1 Discover new forms of life
There have been many instances where we believed there were signs of life on Mars.
- The face seen in photographs of the surface of Mars
- Discovery of Ice water on Mars
- Possible Discovery of Flowing Water by NASA’s Mars Reconnaissance Orbiter
The best way to confirm the presence of water, which is a key precursor for life, is to send humans to Mars.
2 Valuable Natural Resources
Mars has several elements that are the raw materials that could be harvested and utilized to support and expand human exploration of Mars and beyond. We could essentially gather materials, construct space vehicles, and launch to other planetary bodies from the surface of Mars without wasting time and resources here on Earth. For example, Methane, which is found in high abundance on Mars, could be used to construct plastic based structures
3 Pushing the limits of our technological capabilities
Many of the advancements we have today were the byproducts of not-so-favorable undertakings. Although the missions carried out by NASA since Alan Shepard first went into orbit may not seem important right now, you can thank NASA for:
4 Safety Planet in case we destroy this one

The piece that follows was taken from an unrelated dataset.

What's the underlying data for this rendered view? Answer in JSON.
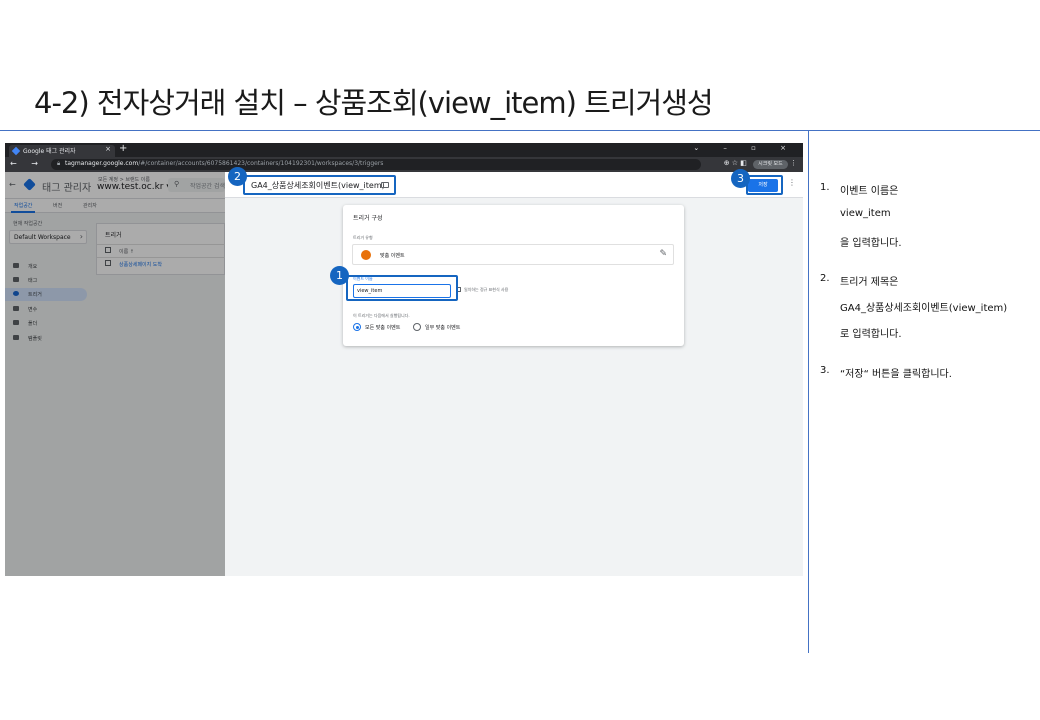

Some day the global population may not be able to survive off the resources here on Earth. We also have a large global stockpile of nuclear weapons that could destroy the planet multiple times.
Then there is threat of asteroids hitting the planet and causing a worldwide catastrophe. This may seem like complete science fiction, but according to a press release by the Near Earth Tracking Project “An asteroid large enough to wipe out France hurtled past the Earth at a distance of a half-million miles just days after scientists spotted it. The asteroid, dubbed 2001 YB5, came within 520,000 miles of Earth on Monday, approximately twice the distance of the moon. “. That asteroid could have caused a global catastrophe and there was very little we could have done to change that.
A user posted an interesting scenario in a comment on one of NASA’s blogs proposing that the lost civilization of Atlantis could have possibly been on Mars, therefore we have already destroyed one perfectly suitable planet in the past. While this is unlikely, it is an interesting allusion of how advanced human civilizations have disappeared in the past.
5 Stepping stone for exploring the universe
For NASA to be relevant to the needs of society they must constantly be making advancements that “amaze” the average citizen. Nobody wants to see that the pinnacle of NASA’s capability stops at orbiting the Earth. After all who else is going to inspire the future generations of engineers to dream the unimaginable. The longer NASA waits to embark on this bold journey, the more likely someone else will beat them there…
In the 13th century Marco Polo embarked on a bold journey with his father and uncle to the unknown worlds of central and East Asia. While Marco Polo and company did discover advanced societies which possessed knowledge greater than their own, all they brought back from their adventure were descriptions of how other societies used paper money, and the taste of noodles. Is a trip to Mars a Marco Polo type endeavor where we bring a few goodies back to earth, or a Christopher Columbus expedition where a new frontier to exploring the unknown may be opened again?
Don’t rely on me alone. This is where I found some of my information.
- http://www.huffingtonpost.com/2011/08/17/nasa-astronaut-why-go-to-mars_n_929439.html (Discover life on Mars)
- http://www.time.com/time/magazine/article/0,9171,993172,00.html (Don’t go to Mars)
- Marco Polo. Columbia Electronic Encyclopedia, 6th Edition, 7/1/2010 (Marco Polo info)